When Larian released their “old-school” RPG Divinity: Original Sin back in June, I was enthralled. I could barely run it, I knew there was no chance of me ever completing it, and number-crunching builds is not one of my strong suits, but its uniquely elemental combat and open-ended questing managed to hook me for 35 hours (a drop in the bucket to some, but record-breaking for me). Trying to capitalize on the Divinity buzz, the Humble Store quickly offered up a huge sale on the previous games: Divine Divinity, Beyond Divinity and Divinity II.
Right off the bat, Divine Divinity intrigued me. It sounded like an action RPG with a sprinkling of more thoughtful and methodical mechanics, which is exactly what it turned out to be. Usually you’ll see people chalk it up as a Diablo clone and this is definitely true of the first few hours of the game, which oddly see you descending a handful of floors in a sprawling dungeon – something you’ll seldom do for the rest of the game. But once I completed the dungeon, I was presented with a single waypoint… on the other end of the map.
How I got there was completely up to me. There was no way I was going to be able to get there without leveling, which turned into several sessions spread across a week and a half of exploring the countryside and clearing the orc camps that dotted it.
Making it to the waypoint was a massive undertaking, hindered by my intense desire to clear all the fog of war and my character’s need to sleep in order to regain health (health potions are scarce, and meat from animals can only be eaten so much at a time). But making it there and entering the second primary area presented me with a whole new game – one driven by talky quests and narrative rather than combat. There were suddenly just as many new quests in my log as there were orc camps I had cleared, and soon after making it to the waypoint I was confronted with an entire city, Verdistis, to complete favors for. It seemed to me that I was in for one of the most enjoyable games I’d played in recent memory.

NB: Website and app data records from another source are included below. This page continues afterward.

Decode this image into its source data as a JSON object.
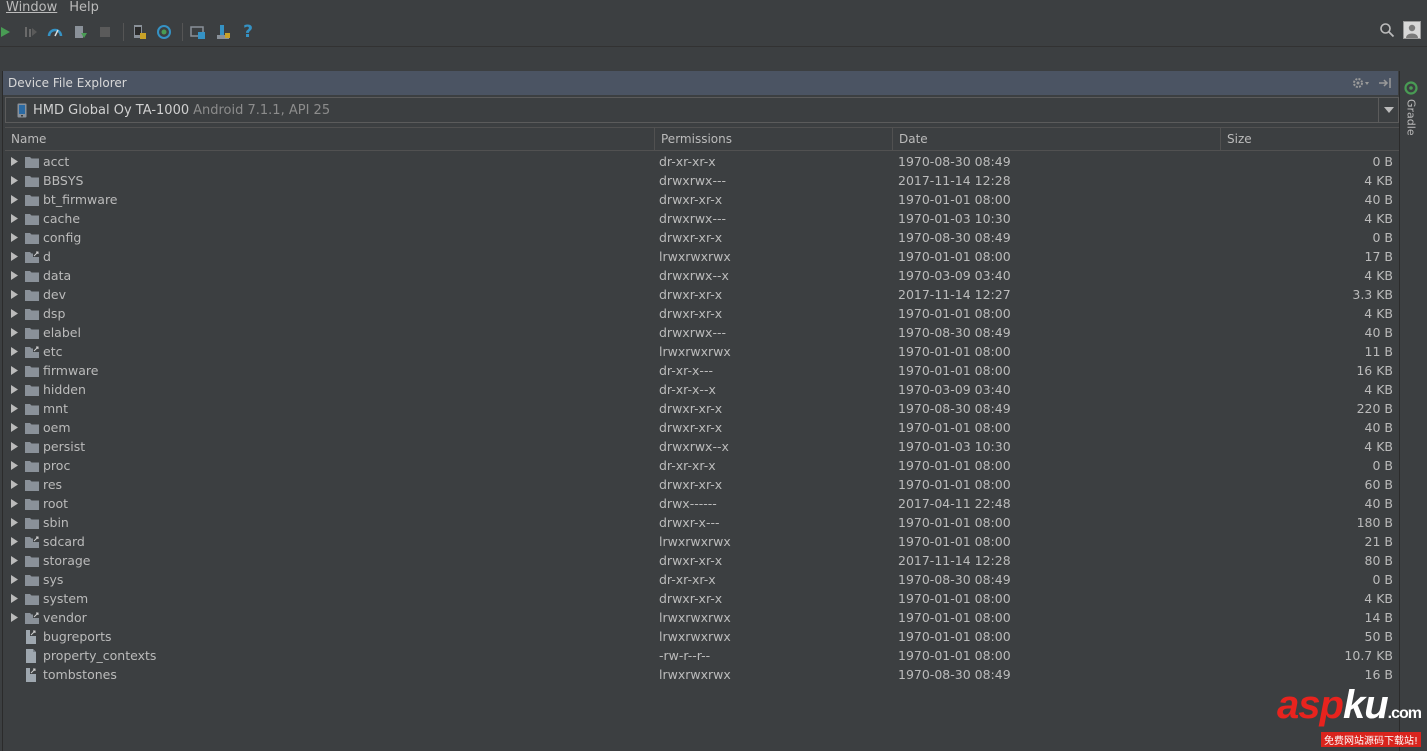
{
  "menu": {
    "items": [
      "Window",
      "Help"
    ]
  },
  "toolbar": {
    "icons": [
      "run-icon",
      "debug-icon",
      "profile-icon",
      "apply-changes-icon",
      "stop-icon",
      "avd-manager-icon",
      "sync-icon",
      "device-manager-icon",
      "sdk-manager-icon",
      "help-icon"
    ],
    "help_label": "?"
  },
  "panel": {
    "title": "Device File Explorer"
  },
  "device": {
    "name": "HMD Global Oy TA-1000",
    "api": "Android 7.1.1, API 25"
  },
  "table": {
    "columns": [
      "Name",
      "Permissions",
      "Date",
      "Size"
    ],
    "rows": [
      {
        "name": "acct",
        "perm": "dr-xr-xr-x",
        "date": "1970-08-30 08:49",
        "size": "0 B",
        "type": "folder"
      },
      {
        "name": "BBSYS",
        "perm": "drwxrwx---",
        "date": "2017-11-14 12:28",
        "size": "4 KB",
        "type": "folder"
      },
      {
        "name": "bt_firmware",
        "perm": "drwxr-xr-x",
        "date": "1970-01-01 08:00",
        "size": "40 B",
        "type": "folder"
      },
      {
        "name": "cache",
        "perm": "drwxrwx---",
        "date": "1970-01-03 10:30",
        "size": "4 KB",
        "type": "folder"
      },
      {
        "name": "config",
        "perm": "drwxr-xr-x",
        "date": "1970-08-30 08:49",
        "size": "0 B",
        "type": "folder"
      },
      {
        "name": "d",
        "perm": "lrwxrwxrwx",
        "date": "1970-01-01 08:00",
        "size": "17 B",
        "type": "link-folder"
      },
      {
        "name": "data",
        "perm": "drwxrwx--x",
        "date": "1970-03-09 03:40",
        "size": "4 KB",
        "type": "folder"
      },
      {
        "name": "dev",
        "perm": "drwxr-xr-x",
        "date": "2017-11-14 12:27",
        "size": "3.3 KB",
        "type": "folder"
      },
      {
        "name": "dsp",
        "perm": "drwxr-xr-x",
        "date": "1970-01-01 08:00",
        "size": "4 KB",
        "type": "folder"
      },
      {
        "name": "elabel",
        "perm": "drwxrwx---",
        "date": "1970-08-30 08:49",
        "size": "40 B",
        "type": "folder"
      },
      {
        "name": "etc",
        "perm": "lrwxrwxrwx",
        "date": "1970-01-01 08:00",
        "size": "11 B",
        "type": "link-folder"
      },
      {
        "name": "firmware",
        "perm": "dr-xr-x---",
        "date": "1970-01-01 08:00",
        "size": "16 KB",
        "type": "folder"
      },
      {
        "name": "hidden",
        "perm": "dr-xr-x--x",
        "date": "1970-03-09 03:40",
        "size": "4 KB",
        "type": "folder"
      },
      {
        "name": "mnt",
        "perm": "drwxr-xr-x",
        "date": "1970-08-30 08:49",
        "size": "220 B",
        "type": "folder"
      },
      {
        "name": "oem",
        "perm": "drwxr-xr-x",
        "date": "1970-01-01 08:00",
        "size": "40 B",
        "type": "folder"
      },
      {
        "name": "persist",
        "perm": "drwxrwx--x",
        "date": "1970-01-03 10:30",
        "size": "4 KB",
        "type": "folder"
      },
      {
        "name": "proc",
        "perm": "dr-xr-xr-x",
        "date": "1970-01-01 08:00",
        "size": "0 B",
        "type": "folder"
      },
      {
        "name": "res",
        "perm": "drwxr-xr-x",
        "date": "1970-01-01 08:00",
        "size": "60 B",
        "type": "folder"
      },
      {
        "name": "root",
        "perm": "drwx------",
        "date": "2017-04-11 22:48",
        "size": "40 B",
        "type": "folder"
      },
      {
        "name": "sbin",
        "perm": "drwxr-x---",
        "date": "1970-01-01 08:00",
        "size": "180 B",
        "type": "folder"
      },
      {
        "name": "sdcard",
        "perm": "lrwxrwxrwx",
        "date": "1970-01-01 08:00",
        "size": "21 B",
        "type": "link-folder"
      },
      {
        "name": "storage",
        "perm": "drwxr-xr-x",
        "date": "2017-11-14 12:28",
        "size": "80 B",
        "type": "folder"
      },
      {
        "name": "sys",
        "perm": "dr-xr-xr-x",
        "date": "1970-08-30 08:49",
        "size": "0 B",
        "type": "folder"
      },
      {
        "name": "system",
        "perm": "drwxr-xr-x",
        "date": "1970-01-01 08:00",
        "size": "4 KB",
        "type": "folder"
      },
      {
        "name": "vendor",
        "perm": "lrwxrwxrwx",
        "date": "1970-01-01 08:00",
        "size": "14 B",
        "type": "link-folder"
      },
      {
        "name": "bugreports",
        "perm": "lrwxrwxrwx",
        "date": "1970-01-01 08:00",
        "size": "50 B",
        "type": "link-file"
      },
      {
        "name": "property_contexts",
        "perm": "-rw-r--r--",
        "date": "1970-01-01 08:00",
        "size": "10.7 KB",
        "type": "file"
      },
      {
        "name": "tombstones",
        "perm": "lrwxrwxrwx",
        "date": "1970-08-30 08:49",
        "size": "16 B",
        "type": "link-file"
      }
    ]
  },
  "gutter": {
    "gradle_label": "Gradle"
  },
  "watermark": {
    "logo_a": "asp",
    "logo_b": "ku",
    "logo_dot": ".com",
    "subtitle": "免费网站源码下载站!"
  },
  "colors": {
    "folder": "#8a9199",
    "accent_blue": "#3592c4",
    "accent_green": "#499c54",
    "header_bg": "#4b5463"
  }
}
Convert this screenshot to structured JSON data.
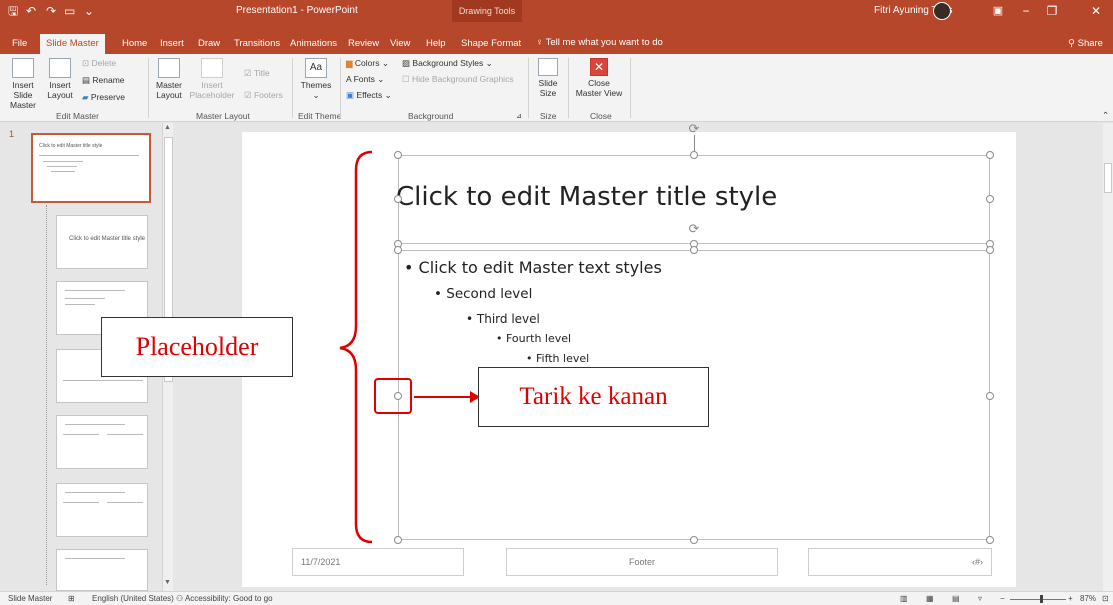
{
  "titlebar": {
    "title": "Presentation1  -  PowerPoint",
    "contextual": "Drawing Tools",
    "user": "Fitri Ayuning Tyas",
    "minimize": "−",
    "restore": "❐",
    "close": "✕"
  },
  "tabs": {
    "items": [
      "File",
      "Slide Master",
      "Home",
      "Insert",
      "Draw",
      "Transitions",
      "Animations",
      "Review",
      "View",
      "Help",
      "Shape Format"
    ],
    "search": "Tell me what you want to do",
    "share": "Share"
  },
  "ribbon": {
    "insert_slide_master": [
      "Insert Slide",
      "Master"
    ],
    "insert_layout": [
      "Insert",
      "Layout"
    ],
    "delete": "Delete",
    "rename": "Rename",
    "preserve": "Preserve",
    "master_layout": [
      "Master",
      "Layout"
    ],
    "insert_placeholder": [
      "Insert",
      "Placeholder"
    ],
    "title_check": "Title",
    "footers_check": "Footers",
    "themes": "Themes",
    "colors": "Colors",
    "fonts": "Fonts",
    "effects": "Effects",
    "background_styles": "Background Styles",
    "hide_bg": "Hide Background Graphics",
    "slide_size": [
      "Slide",
      "Size"
    ],
    "close_master": [
      "Close",
      "Master View"
    ],
    "groups": {
      "edit_master": "Edit Master",
      "master_layout": "Master Layout",
      "edit_theme": "Edit Theme",
      "background": "Background",
      "size": "Size",
      "close": "Close"
    }
  },
  "thumbs": {
    "slide_number": "1",
    "master_title": "Click to edit Master title style",
    "layout_title": "Click to edit Master title style"
  },
  "slide": {
    "title": "Click to edit Master title style",
    "level1": "• Click to edit Master text styles",
    "level2": "• Second level",
    "level3": "• Third level",
    "level4": "• Fourth level",
    "level5": "• Fifth level",
    "date": "11/7/2021",
    "footer": "Footer",
    "page": "‹#›"
  },
  "annotations": {
    "placeholder": "Placeholder",
    "drag_right": "Tarik ke kanan",
    "color": "#e00000"
  },
  "status": {
    "mode": "Slide Master",
    "language": "English (United States)",
    "accessibility": "Accessibility: Good to go",
    "zoom": "87%"
  }
}
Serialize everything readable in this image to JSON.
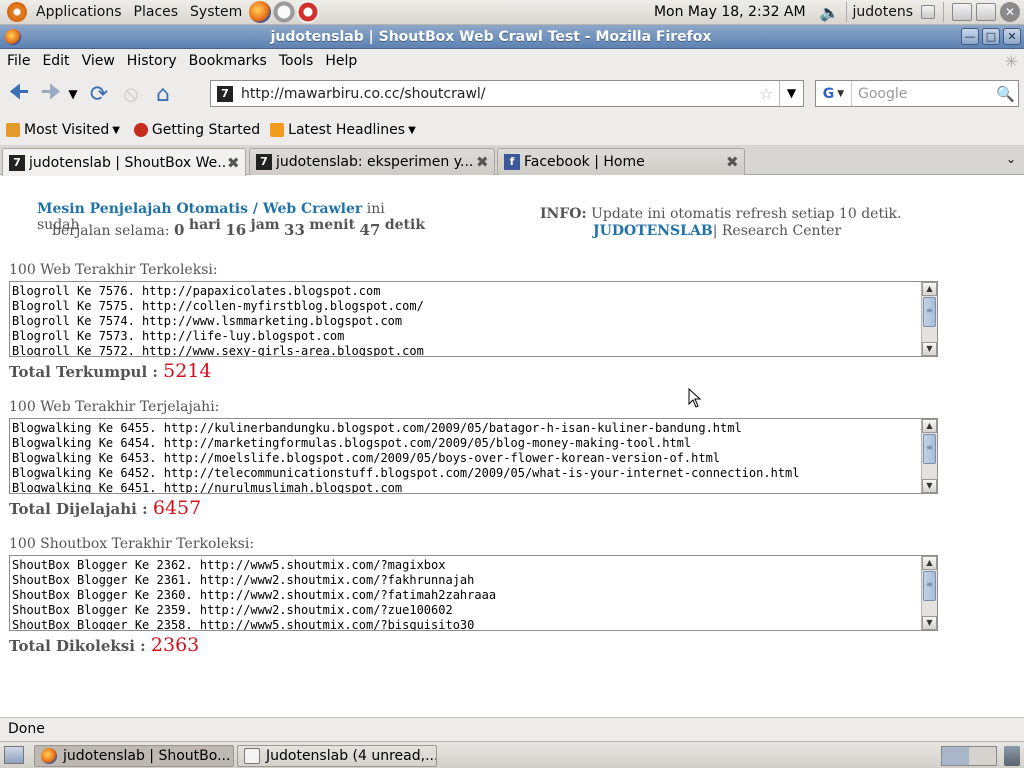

Divine Divinity had been developing a bad habit, though. A bad habit of dropping you in the middle of a swarm of enemies without warning, repeatedly. Nearly all battles linked to the story are ambushes, which at first makes sense for a game of this type, but this game is sort of a thinking man’s Diablo as opposed to a Torchlight. The combat is very slow paced and enemies do quite a bit of damage, so these ambushes often have to be abandoned completely and returned to later.
These situations were generally easy enough to slink away from and find a choke point to funnel everyone through, but there came a point a little over halfway through the game where there was no where else to go. It was an entirely separate map with no exits besides the one I had to fight my way to, filled with hundreds of killer bees. This map had no resources and no allies of worth. My mage was essentially boned, and I was too – Divine Divinity is nice enough to cycle between two quicksave slots, but I hadn’t made a habit of saving as frequently as I should have and as a result, my save was as good as dead. All attempts to make a beeline to the exit were quickly cut down, as my health was nearly nonexistent. I couldn’t put up any fight as a mage, as my mana was too low to do me enough good.
Whenever I complain about this, I realize that there is another side to this coin: I made the decision to touch the imp’s magical sphere and enter the bee world, and had the option to delay (though it is part of the main quest), but I think more disclosure, given the finality of this decision, was called for. The dilemma I have is the question of who’s at fault, the game for throwing me into this situation or mine for not saving. Surely the problem could have been solved with more responsible saving, but the game’s role in this can’t be ignored. It strikes me as the cherry on top of the rotten encounter-design sundae that is Divine Divinity to be trapped in bee hell without warning, sustenance, or an exit, and my 24 hours of playtime to have gone to waste.